- **TRY IT**:
Extract every record, keeping each one exactly as it is.

Website and app data records:
☆ ☆ ☆ ☆ ☆

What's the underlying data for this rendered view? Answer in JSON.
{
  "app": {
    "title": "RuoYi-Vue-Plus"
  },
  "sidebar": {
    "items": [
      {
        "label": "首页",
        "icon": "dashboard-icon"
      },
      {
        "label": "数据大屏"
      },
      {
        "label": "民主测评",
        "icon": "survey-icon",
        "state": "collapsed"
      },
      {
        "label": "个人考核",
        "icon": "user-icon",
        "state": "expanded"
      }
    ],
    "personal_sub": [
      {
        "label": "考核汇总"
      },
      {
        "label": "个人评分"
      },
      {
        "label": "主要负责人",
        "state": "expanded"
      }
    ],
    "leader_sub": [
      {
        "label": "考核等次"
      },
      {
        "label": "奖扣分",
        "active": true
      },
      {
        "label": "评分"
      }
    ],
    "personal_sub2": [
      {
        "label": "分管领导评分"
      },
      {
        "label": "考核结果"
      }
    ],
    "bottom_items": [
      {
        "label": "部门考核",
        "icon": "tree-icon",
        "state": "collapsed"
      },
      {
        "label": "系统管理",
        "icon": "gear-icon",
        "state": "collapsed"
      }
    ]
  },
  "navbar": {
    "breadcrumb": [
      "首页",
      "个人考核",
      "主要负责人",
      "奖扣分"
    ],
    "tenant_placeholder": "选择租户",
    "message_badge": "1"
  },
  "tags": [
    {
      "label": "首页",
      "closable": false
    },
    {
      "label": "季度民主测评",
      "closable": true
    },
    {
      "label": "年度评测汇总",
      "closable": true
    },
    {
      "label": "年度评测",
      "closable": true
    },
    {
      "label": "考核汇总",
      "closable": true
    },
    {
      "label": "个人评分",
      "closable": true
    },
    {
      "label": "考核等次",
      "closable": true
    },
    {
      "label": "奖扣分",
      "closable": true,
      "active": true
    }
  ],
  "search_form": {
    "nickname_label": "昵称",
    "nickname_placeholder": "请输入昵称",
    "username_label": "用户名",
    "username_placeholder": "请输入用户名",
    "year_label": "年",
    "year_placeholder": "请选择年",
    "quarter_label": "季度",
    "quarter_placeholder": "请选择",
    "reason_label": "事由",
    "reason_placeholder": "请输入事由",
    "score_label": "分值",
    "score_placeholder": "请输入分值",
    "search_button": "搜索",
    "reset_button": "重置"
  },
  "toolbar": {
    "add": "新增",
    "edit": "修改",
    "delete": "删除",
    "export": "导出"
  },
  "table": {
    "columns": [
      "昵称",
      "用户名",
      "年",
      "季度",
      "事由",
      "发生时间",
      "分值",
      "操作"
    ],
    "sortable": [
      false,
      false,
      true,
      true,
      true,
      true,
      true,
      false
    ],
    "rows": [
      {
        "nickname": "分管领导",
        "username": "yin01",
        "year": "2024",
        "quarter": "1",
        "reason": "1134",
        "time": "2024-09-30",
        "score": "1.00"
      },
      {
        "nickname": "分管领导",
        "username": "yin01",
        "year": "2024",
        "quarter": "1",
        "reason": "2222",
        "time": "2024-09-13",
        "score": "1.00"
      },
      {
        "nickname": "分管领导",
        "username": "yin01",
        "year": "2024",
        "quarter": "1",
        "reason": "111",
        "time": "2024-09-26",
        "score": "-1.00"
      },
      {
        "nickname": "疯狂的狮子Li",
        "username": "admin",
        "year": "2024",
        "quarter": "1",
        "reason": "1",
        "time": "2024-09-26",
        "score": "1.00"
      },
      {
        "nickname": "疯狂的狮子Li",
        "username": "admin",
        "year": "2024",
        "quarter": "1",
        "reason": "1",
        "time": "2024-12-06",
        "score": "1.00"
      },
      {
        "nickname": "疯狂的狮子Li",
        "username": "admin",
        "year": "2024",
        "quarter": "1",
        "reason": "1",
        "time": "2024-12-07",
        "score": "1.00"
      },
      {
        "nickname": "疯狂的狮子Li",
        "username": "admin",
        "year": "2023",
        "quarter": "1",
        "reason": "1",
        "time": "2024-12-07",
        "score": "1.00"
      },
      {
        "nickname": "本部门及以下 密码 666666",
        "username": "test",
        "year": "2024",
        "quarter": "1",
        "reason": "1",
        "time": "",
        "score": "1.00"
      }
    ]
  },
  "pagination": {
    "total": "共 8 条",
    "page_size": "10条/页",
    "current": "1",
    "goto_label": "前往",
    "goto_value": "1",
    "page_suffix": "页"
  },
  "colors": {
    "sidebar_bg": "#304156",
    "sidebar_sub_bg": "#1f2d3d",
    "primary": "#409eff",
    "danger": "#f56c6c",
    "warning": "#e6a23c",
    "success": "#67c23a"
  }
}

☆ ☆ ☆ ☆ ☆

- **THE ANSWER**:
What's the underlying data for this rendered view? Answer in JSON.
{
  "app": {
    "title": "RuoYi-Vue-Plus"
  },
  "sidebar": {
    "items": [
      {
        "label": "首页",
        "icon": "dashboard-icon"
      },
      {
        "label": "数据大屏"
      },
      {
        "label": "民主测评",
        "icon": "survey-icon",
        "state": "collapsed"
      },
      {
        "label": "个人考核",
        "icon": "user-icon",
        "state": "expanded"
      }
    ],
    "personal_sub": [
      {
        "label": "考核汇总"
      },
      {
        "label": "个人评分"
      },
      {
        "label": "主要负责人",
        "state": "expanded"
      }
    ],
    "leader_sub": [
      {
        "label": "考核等次"
      },
      {
        "label": "奖扣分",
        "active": true
      },
      {
        "label": "评分"
      }
    ],
    "personal_sub2": [
      {
        "label": "分管领导评分"
      },
      {
        "label": "考核结果"
      }
    ],
    "bottom_items": [
      {
        "label": "部门考核",
        "icon": "tree-icon",
        "state": "collapsed"
      },
      {
        "label": "系统管理",
        "icon": "gear-icon",
        "state": "collapsed"
      }
    ]
  },
  "navbar": {
    "breadcrumb": [
      "首页",
      "个人考核",
      "主要负责人",
      "奖扣分"
    ],
    "tenant_placeholder": "选择租户",
    "message_badge": "1"
  },
  "tags": [
    {
      "label": "首页",
      "closable": false
    },
    {
      "label": "季度民主测评",
      "closable": true
    },
    {
      "label": "年度评测汇总",
      "closable": true
    },
    {
      "label": "年度评测",
      "closable": true
    },
    {
      "label": "考核汇总",
      "closable": true
    },
    {
      "label": "个人评分",
      "closable": true
    },
    {
      "label": "考核等次",
      "closable": true
    },
    {
      "label": "奖扣分",
      "closable": true,
      "active": true
    }
  ],
  "search_form": {
    "nickname_label": "昵称",
    "nickname_placeholder": "请输入昵称",
    "username_label": "用户名",
    "username_placeholder": "请输入用户名",
    "year_label": "年",
    "year_placeholder": "请选择年",
    "quarter_label": "季度",
    "quarter_placeholder": "请选择",
    "reason_label": "事由",
    "reason_placeholder": "请输入事由",
    "score_label": "分值",
    "score_placeholder": "请输入分值",
    "search_button": "搜索",
    "reset_button": "重置"
  },
  "toolbar": {
    "add": "新增",
    "edit": "修改",
    "delete": "删除",
    "export": "导出"
  },
  "table": {
    "columns": [
      "昵称",
      "用户名",
      "年",
      "季度",
      "事由",
      "发生时间",
      "分值",
      "操作"
    ],
    "sortable": [
      false,
      false,
      true,
      true,
      true,
      true,
      true,
      false
    ],
    "rows": [
      {
        "nickname": "分管领导",
        "username": "yin01",
        "year": "2024",
        "quarter": "1",
        "reason": "1134",
        "time": "2024-09-30",
        "score": "1.00"
      },
      {
        "nickname": "分管领导",
        "username": "yin01",
        "year": "2024",
        "quarter": "1",
        "reason": "2222",
        "time": "2024-09-13",
        "score": "1.00"
      },
      {
        "nickname": "分管领导",
        "username": "yin01",
        "year": "2024",
        "quarter": "1",
        "reason": "111",
        "time": "2024-09-26",
        "score": "-1.00"
      },
      {
        "nickname": "疯狂的狮子Li",
        "username": "admin",
        "year": "2024",
        "quarter": "1",
        "reason": "1",
        "time": "2024-09-26",
        "score": "1.00"
      },
      {
        "nickname": "疯狂的狮子Li",
        "username": "admin",
        "year": "2024",
        "quarter": "1",
        "reason": "1",
        "time": "2024-12-06",
        "score": "1.00"
      },
      {
        "nickname": "疯狂的狮子Li",
        "username": "admin",
        "year": "2024",
        "quarter": "1",
        "reason": "1",
        "time": "2024-12-07",
        "score": "1.00"
      },
      {
        "nickname": "疯狂的狮子Li",
        "username": "admin",
        "year": "2023",
        "quarter": "1",
        "reason": "1",
        "time": "2024-12-07",
        "score": "1.00"
      },
      {
        "nickname": "本部门及以下 密码 666666",
        "username": "test",
        "year": "2024",
        "quarter": "1",
        "reason": "1",
        "time": "",
        "score": "1.00"
      }
    ]
  },
  "pagination": {
    "total": "共 8 条",
    "page_size": "10条/页",
    "current": "1",
    "goto_label": "前往",
    "goto_value": "1",
    "page_suffix": "页"
  },
  "colors": {
    "sidebar_bg": "#304156",
    "sidebar_sub_bg": "#1f2d3d",
    "primary": "#409eff",
    "danger": "#f56c6c",
    "warning": "#e6a23c",
    "success": "#67c23a"
  }
}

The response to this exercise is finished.